Radiation therapy was developed to damage and kill cancer cells. However, many healthy cells may also be damaged during a course of radiation treatments, even though doctors try to minimize this collateral damage. Most of the side effects of radiation treatments are the result of damage to healthy cells.
Radiation treatments tend to cause the most adverse side effects to cells that rapidly divide. These cells include skin cells, GI tract cells, blood cells in bone marrow, or cells lining the insides of the mouth. For this reason, there are some common side effects that most people experience when they receive radiation therapy.
Along with fatigue, side effects of radiation treatments include dry and itchy skin, changes in appetite, changes in taste and smell, weight loss, difficulty swallowing, nausea, and bone marrow suppression. Because of this list of side effects, having to undergo radiation therapy can trigger bouts of anxiety and depression in patients. Sleep quality can be affected, as can relationships with loved ones.
Here’s some good news on the radiation therapy front: French researchers think they have found a way to make radiation therapy less harmful to healthy cells. By reducing the number of healthy cells that get damaged when exposed to radiation, the severity and amount of side effects a patient experiences during radiation therapy could be significantly reduced.

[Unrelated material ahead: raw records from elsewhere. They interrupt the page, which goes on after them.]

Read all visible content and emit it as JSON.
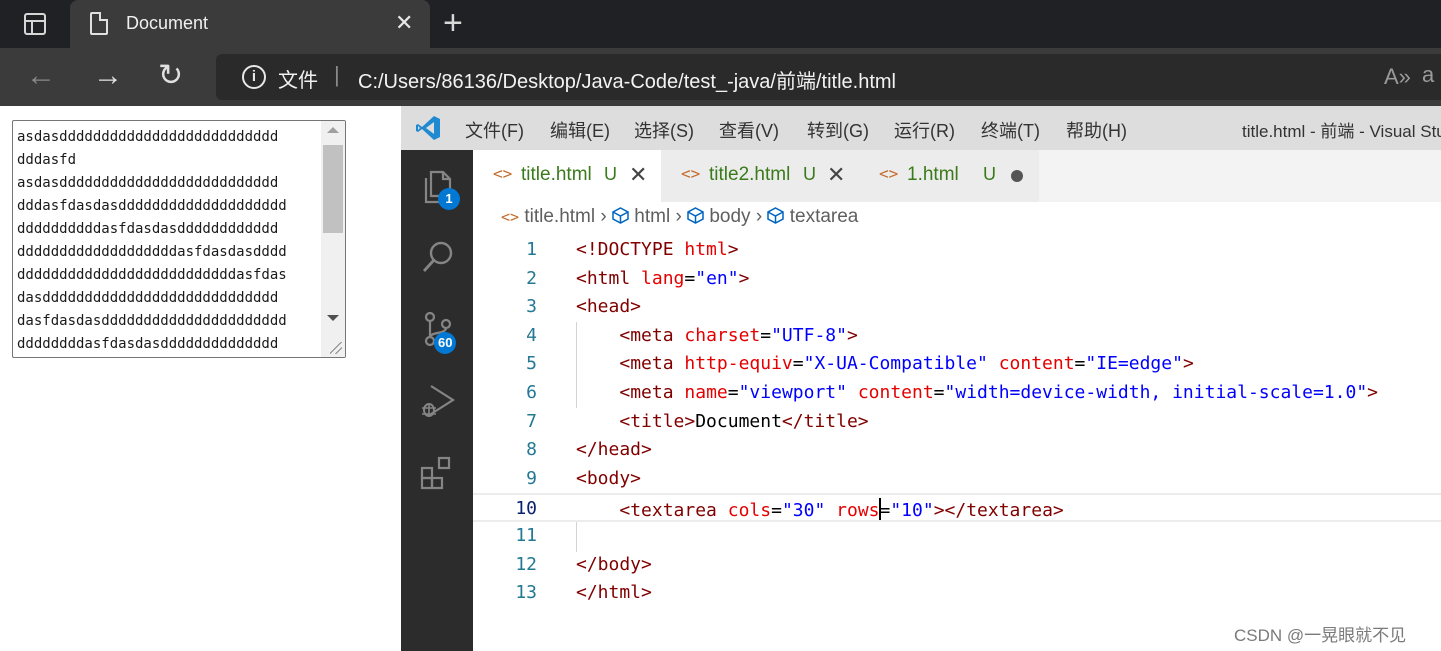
{
  "browser": {
    "tab_title": "Document",
    "address_label": "文件",
    "address_url": "C:/Users/86136/Desktop/Java-Code/test_-java/前端/title.html"
  },
  "page": {
    "textarea_content": "asdasdddddddddddddddddddddddddd\ndddasfd\nasdasdddddddddddddddddddddddddd\ndddasfdasdasdddddddddddddddddddd\nddddddddddasfdasdasdddddddddddd\ndddddddddddddddddddasfdasdasdddd\nddddddddddddddddddddddddddasfdas\ndasdddddddddddddddddddddddddddd\ndasfdasdasdddddddddddddddddddddd\nddddddddasfdasdasdddddddddddddd"
  },
  "vscode": {
    "menu": [
      "文件(F)",
      "编辑(E)",
      "选择(S)",
      "查看(V)",
      "转到(G)",
      "运行(R)",
      "终端(T)",
      "帮助(H)"
    ],
    "window_title": "title.html - 前端 - Visual Studio Code",
    "badges": {
      "explorer": "1",
      "source_control": "60"
    },
    "tabs": [
      {
        "icon": "<>",
        "name": "title.html",
        "status": "U"
      },
      {
        "icon": "<>",
        "name": "title2.html",
        "status": "U"
      },
      {
        "icon": "<>",
        "name": "1.html",
        "status": "U"
      }
    ],
    "breadcrumbs": {
      "file": "title.html",
      "path": [
        "html",
        "body",
        "textarea"
      ]
    },
    "current_line": 10,
    "lines": [
      {
        "n": "1",
        "tokens": [
          [
            "t-tag",
            "<!DOCTYPE "
          ],
          [
            "t-attr",
            "html"
          ],
          [
            "t-tag",
            ">"
          ]
        ]
      },
      {
        "n": "2",
        "tokens": [
          [
            "t-tag",
            "<html "
          ],
          [
            "t-attr",
            "lang"
          ],
          [
            "t-txt",
            "="
          ],
          [
            "t-val",
            "\"en\""
          ],
          [
            "t-tag",
            ">"
          ]
        ]
      },
      {
        "n": "3",
        "tokens": [
          [
            "t-tag",
            "<head>"
          ]
        ]
      },
      {
        "n": "4",
        "tokens": [
          [
            "t-txt",
            "    "
          ],
          [
            "t-tag",
            "<meta "
          ],
          [
            "t-attr",
            "charset"
          ],
          [
            "t-txt",
            "="
          ],
          [
            "t-val",
            "\"UTF-8\""
          ],
          [
            "t-tag",
            ">"
          ]
        ]
      },
      {
        "n": "5",
        "tokens": [
          [
            "t-txt",
            "    "
          ],
          [
            "t-tag",
            "<meta "
          ],
          [
            "t-attr",
            "http-equiv"
          ],
          [
            "t-txt",
            "="
          ],
          [
            "t-val",
            "\"X-UA-Compatible\""
          ],
          [
            "t-txt",
            " "
          ],
          [
            "t-attr",
            "content"
          ],
          [
            "t-txt",
            "="
          ],
          [
            "t-val",
            "\"IE=edge\""
          ],
          [
            "t-tag",
            ">"
          ]
        ]
      },
      {
        "n": "6",
        "tokens": [
          [
            "t-txt",
            "    "
          ],
          [
            "t-tag",
            "<meta "
          ],
          [
            "t-attr",
            "name"
          ],
          [
            "t-txt",
            "="
          ],
          [
            "t-val",
            "\"viewport\""
          ],
          [
            "t-txt",
            " "
          ],
          [
            "t-attr",
            "content"
          ],
          [
            "t-txt",
            "="
          ],
          [
            "t-val",
            "\"width=device-width, initial-scale=1.0\""
          ],
          [
            "t-tag",
            ">"
          ]
        ]
      },
      {
        "n": "7",
        "tokens": [
          [
            "t-txt",
            "    "
          ],
          [
            "t-tag",
            "<title>"
          ],
          [
            "t-txt",
            "Document"
          ],
          [
            "t-tag",
            "</title>"
          ]
        ]
      },
      {
        "n": "8",
        "tokens": [
          [
            "t-tag",
            "</head>"
          ]
        ]
      },
      {
        "n": "9",
        "tokens": [
          [
            "t-tag",
            "<body>"
          ]
        ]
      },
      {
        "n": "10",
        "tokens": [
          [
            "t-txt",
            "    "
          ],
          [
            "t-tag",
            "<textarea "
          ],
          [
            "t-attr",
            "cols"
          ],
          [
            "t-txt",
            "="
          ],
          [
            "t-val",
            "\"30\""
          ],
          [
            "t-txt",
            " "
          ],
          [
            "t-attr",
            "rows"
          ],
          [
            "cursor",
            ""
          ],
          [
            "t-txt",
            "="
          ],
          [
            "t-val",
            "\"10\""
          ],
          [
            "t-tag",
            "></textarea>"
          ]
        ]
      },
      {
        "n": "11",
        "tokens": []
      },
      {
        "n": "12",
        "tokens": [
          [
            "t-tag",
            "</body>"
          ]
        ]
      },
      {
        "n": "13",
        "tokens": [
          [
            "t-tag",
            "</html>"
          ]
        ]
      }
    ]
  },
  "watermark": "CSDN @一晃眼就不见",
  "colors": {
    "accent": "#0078d4",
    "tag": "#800000",
    "attr": "#e50000",
    "value": "#0000ff",
    "line_number": "#237893"
  }
}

The French research team calls the new and improved therapy “targeted radiation therapy.” The normal approach to radiotherapy is to damage cancer cells by using a wide energy range to irradiate all the tissues in an area of the body. However, the researchers have found a way to target a smaller area with radiation, reducing the harm to surrounding tissues and the total dose of radiation needed to damage cancer cells.

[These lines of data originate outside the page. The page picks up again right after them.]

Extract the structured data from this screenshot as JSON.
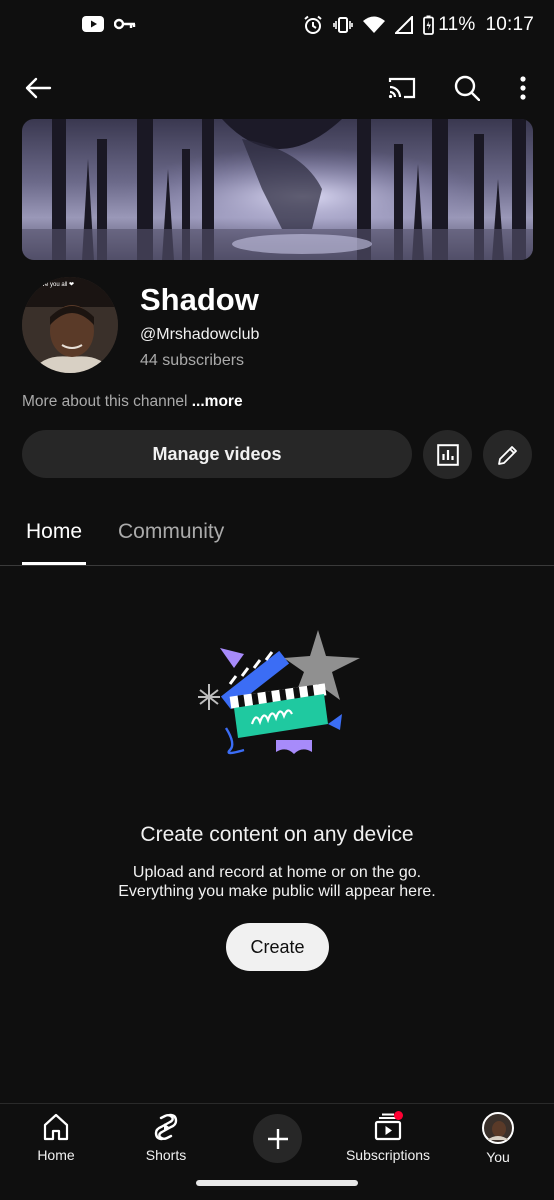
{
  "status_bar": {
    "battery": "11%",
    "time": "10:17"
  },
  "channel": {
    "name": "Shadow",
    "handle": "@Mrshadowclub",
    "subscribers": "44 subscribers",
    "about_text": "More about this channel",
    "about_more": "...more",
    "avatar_caption": "ve you all ❤"
  },
  "actions": {
    "manage_videos": "Manage videos"
  },
  "tabs": [
    {
      "label": "Home",
      "selected": true
    },
    {
      "label": "Community",
      "selected": false
    }
  ],
  "empty_state": {
    "title": "Create content on any device",
    "line1": "Upload and record at home or on the go.",
    "line2": "Everything you make public will appear here.",
    "button": "Create"
  },
  "bottom_nav": {
    "home": "Home",
    "shorts": "Shorts",
    "subscriptions": "Subscriptions",
    "you": "You"
  },
  "colors": {
    "background": "#0f0f0f",
    "surface": "#272727",
    "text_secondary": "#aaaaaa",
    "notification": "#ff0033"
  },
  "icons": {
    "back": "arrow-left-icon",
    "cast": "cast-icon",
    "search": "search-icon",
    "more": "more-vert-icon",
    "analytics": "bar-chart-icon",
    "edit": "pencil-icon"
  }
}
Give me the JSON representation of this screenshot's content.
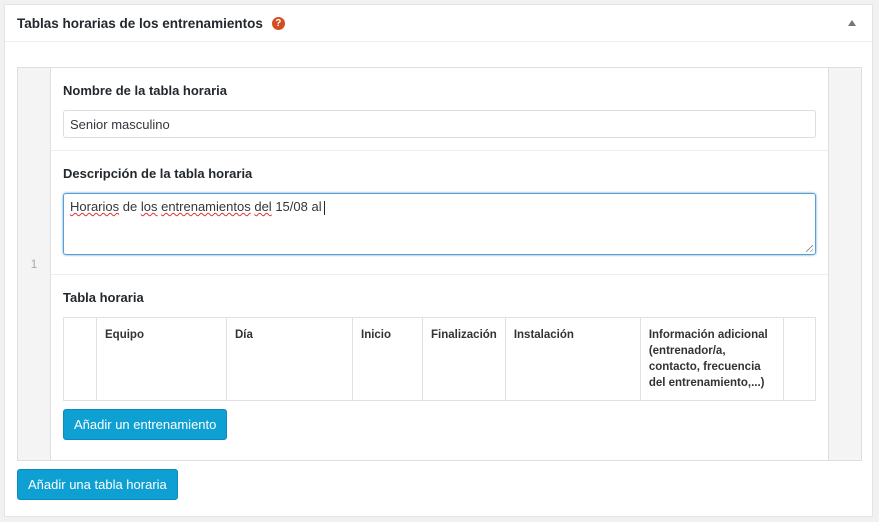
{
  "metabox": {
    "title": "Tablas horarias de los entrenamientos",
    "help_icon": "?"
  },
  "row": {
    "index": "1",
    "name_field": {
      "label": "Nombre de la tabla horaria",
      "value": "Senior masculino"
    },
    "description_field": {
      "label": "Descripción de la tabla horaria",
      "words": [
        "Horarios",
        "de",
        "los",
        "entrenamientos",
        "del",
        "15/08",
        "al"
      ]
    },
    "schedule": {
      "label": "Tabla horaria",
      "columns": [
        "",
        "Equipo",
        "Día",
        "Inicio",
        "Finalización",
        "Instalación",
        "Información adicional (entrenador/a, contacto, frecuencia del entrenamiento,...)",
        ""
      ],
      "add_button": "Añadir un entrenamiento"
    }
  },
  "add_table_button": "Añadir una tabla horaria",
  "colors": {
    "button": "#0ea0d2",
    "help_icon": "#d54e21",
    "focus_border": "#5b9dd9"
  }
}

The researchers developed their new radiotherapy techniques by studying the effects of radiation at the atomic level. Using an X-ray type of radiation, the researchers found when atoms absorb X-ray radiation, some atoms emit electrons. These low energy electrons have one particularly useful ability when it comes to fighting cancer: they can break a double strand of DNA. Cancer cells (and healthy cells) are able to repair the damage caused to a single strand of DNA but can’t accomplish the same feat when a double strand of DNA is damaged. This could make it possible to target cancerous cells by triggering the release of low energy electrons with targeted, X-ray radiation. This targeted radiation is significantly more efficient than radiation treatments spread over a large energy range. The bottom line? The radiation dose someone needed to send cancer into remission should be considerably reduced.
The researchers are only at the beginning of perfecting their new X-ray therapy. They have to figure out a way to produce electrons that are toxic to the DNA of cancer cells.
This research may very well prove to be ground-breaking, improving the outlook for the millions of people who have to undergo radiation treatments.
Trinter, F., et al., “Resonant Auger decay driving intermolecular Coulombic decay in molecular dimers,” Nature. December 22, 2013.
“New Horizons in Radiotherapy?” ScienceDaily web site; http://www.sciencedaily.com/releases/2014/01/140113104745.htm, last accessed Jan. 15, 2014.